Interestingly, the continued growth of digital textual communications such as email and SMS – as opposed to phone calls – has been brought about for three main reasons..
- The increasing litigious nature of business – if it is written down it is evidence.
- The fact that the person with whom we need to communicate is unlikely to be available at the time we wish to communicate with them, particularly given the ‘new normal’ of at least part time remote working
- The ease with which one can write something that one might not be prepared to say in person.
But there is a fourth. Digital text is searchable and generally, phone calls are not. We know that if we exchange an email, then at some time in the future we can search for some uniquely identifying text and be likely to find it.
Just as a conference call cuts out the redundancy that exists in the physical workplace, email cuts out the redundancy in the phone call. But in doing so, it loses much information. Most of us can speak significantly faster than we type and so we can often convey something far more quickly in a phone call than an email. Technologies such as ASR give us the best of both worlds – or at least they will do.

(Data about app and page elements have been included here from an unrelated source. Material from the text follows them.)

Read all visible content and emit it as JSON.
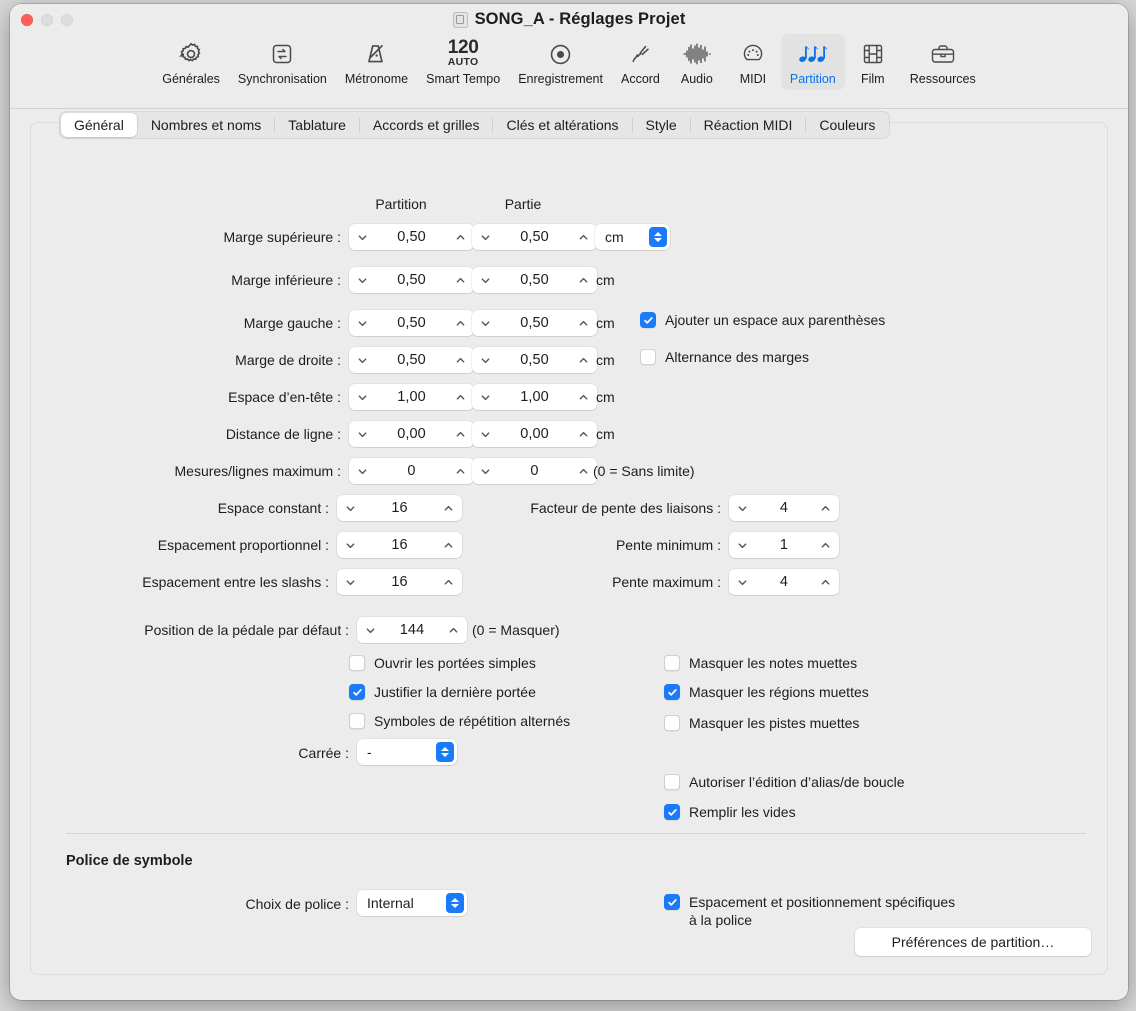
{
  "window": {
    "title": "SONG_A - Réglages Projet",
    "doc_icon": "document-icon",
    "traffic_lights": [
      "close",
      "minimize",
      "zoom"
    ]
  },
  "toolbar": {
    "items": [
      {
        "label": "Générales",
        "icon": "gear-icon",
        "selected": false
      },
      {
        "label": "Synchronisation",
        "icon": "sync-icon",
        "selected": false
      },
      {
        "label": "Métronome",
        "icon": "metronome-icon",
        "selected": false
      },
      {
        "label": "Smart Tempo",
        "icon": "tempo-icon",
        "selected": false,
        "tempo_value": "120",
        "tempo_mode": "AUTO"
      },
      {
        "label": "Enregistrement",
        "icon": "record-icon",
        "selected": false
      },
      {
        "label": "Accord",
        "icon": "tuning-fork-icon",
        "selected": false
      },
      {
        "label": "Audio",
        "icon": "waveform-icon",
        "selected": false
      },
      {
        "label": "MIDI",
        "icon": "midi-icon",
        "selected": false
      },
      {
        "label": "Partition",
        "icon": "notes-icon",
        "selected": true
      },
      {
        "label": "Film",
        "icon": "film-icon",
        "selected": false
      },
      {
        "label": "Ressources",
        "icon": "briefcase-icon",
        "selected": false
      }
    ],
    "accent_color": "#0a72e8"
  },
  "tabs": [
    {
      "label": "Général",
      "active": true
    },
    {
      "label": "Nombres et noms",
      "active": false
    },
    {
      "label": "Tablature",
      "active": false
    },
    {
      "label": "Accords et grilles",
      "active": false
    },
    {
      "label": "Clés et altérations",
      "active": false
    },
    {
      "label": "Style",
      "active": false
    },
    {
      "label": "Réaction MIDI",
      "active": false
    },
    {
      "label": "Couleurs",
      "active": false
    }
  ],
  "general": {
    "column_headers": {
      "score": "Partition",
      "part": "Partie"
    },
    "rows": [
      {
        "label": "Marge supérieure :",
        "score": "0,50",
        "part": "0,50",
        "unit": "cm"
      },
      {
        "label": "Marge inférieure :",
        "score": "0,50",
        "part": "0,50",
        "unit": "cm"
      },
      {
        "label": "Marge gauche :",
        "score": "0,50",
        "part": "0,50",
        "unit": "cm"
      },
      {
        "label": "Marge de droite :",
        "score": "0,50",
        "part": "0,50",
        "unit": "cm"
      },
      {
        "label": "Espace d’en-tête :",
        "score": "1,00",
        "part": "1,00",
        "unit": "cm"
      },
      {
        "label": "Distance de ligne :",
        "score": "0,00",
        "part": "0,00",
        "unit": "cm"
      },
      {
        "label": "Mesures/lignes maximum :",
        "score": "0",
        "part": "0",
        "unit": "(0 = Sans limite)"
      }
    ],
    "unit_popup": {
      "value": "cm"
    },
    "margin_checkboxes": [
      {
        "label": "Ajouter un espace aux parenthèses",
        "checked": true
      },
      {
        "label": "Alternance des marges",
        "checked": false
      }
    ],
    "spacing_left": [
      {
        "label": "Espace constant :",
        "value": "16"
      },
      {
        "label": "Espacement proportionnel :",
        "value": "16"
      },
      {
        "label": "Espacement entre les slashs :",
        "value": "16"
      }
    ],
    "spacing_right": [
      {
        "label": "Facteur de pente des liaisons :",
        "value": "4"
      },
      {
        "label": "Pente minimum :",
        "value": "1"
      },
      {
        "label": "Pente maximum :",
        "value": "4"
      }
    ],
    "pedal": {
      "label": "Position de la pédale par défaut :",
      "value": "144",
      "hint": "(0 = Masquer)"
    },
    "options_left": [
      {
        "label": "Ouvrir les portées simples",
        "checked": false
      },
      {
        "label": "Justifier la dernière portée",
        "checked": true
      },
      {
        "label": "Symboles de répétition alternés",
        "checked": false
      }
    ],
    "options_right": [
      {
        "label": "Masquer les notes muettes",
        "checked": false
      },
      {
        "label": "Masquer les régions muettes",
        "checked": true
      },
      {
        "label": "Masquer les pistes muettes",
        "checked": false
      }
    ],
    "options_right_lower": [
      {
        "label": "Autoriser l’édition d’alias/de boucle",
        "checked": false
      },
      {
        "label": "Remplir les vides",
        "checked": true
      }
    ],
    "carree": {
      "label": "Carrée :",
      "value": "-"
    }
  },
  "symbol_font": {
    "section_title": "Police de symbole",
    "font_choice_label": "Choix de police :",
    "font_choice_value": "Internal",
    "specific_spacing": {
      "label_line1": "Espacement et positionnement spécifiques",
      "label_line2": "à la police",
      "checked": true
    },
    "score_prefs_button": "Préférences de partition…"
  }
}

Once we start using AI seriously, we can extract some of the information we currently rely on from physical meetings – the context. Context ranges from the words that we use and the order we use them in to the feelings conveyed and subjects discussed. When we simply search our own emails we ignore all the other information that both our own communications and the communications of our colleagues reveal. And this can amount to substantially more than we ever got pre lockdown.
So while, no doubt, Covid restrictions have brought many companies kicking and screaming, into the 21st century and that new-normal communications will be a combination of the physical and virtual, we will hopefully gain from the experience.
Perhaps in as little as five years, we shall be comfortable with computers extracting the information from our communications that we can currently do only physically – and far more besides. It is unlikely that advances in AI will ever mean that machines are in a position to take us over (that is another subject for debate), but we should not let the fear of it stop us learning from the lockdown experience and communicating better. In the meantime, it is likely that for the majority of companies, some kind of hybrid office/home working is here to stay, not least because many workers, having experienced the benefits it can bring and how effective they can be, will demand it, and so ways of communicating and working productively remotely will continue to evolve. And whether business travel will ever return to pre-pandemic levels is unknown. Many companies having experienced the time and cost benefits that effective video conferencing can bring over face-to-face meetings will be reluctant to fund the type of business travel of yore. How all this will evolve is unknown, but companies that avail themselves of the ongoing and constant revolution in business communications technology are those that are likely to survive, whatever the future may hold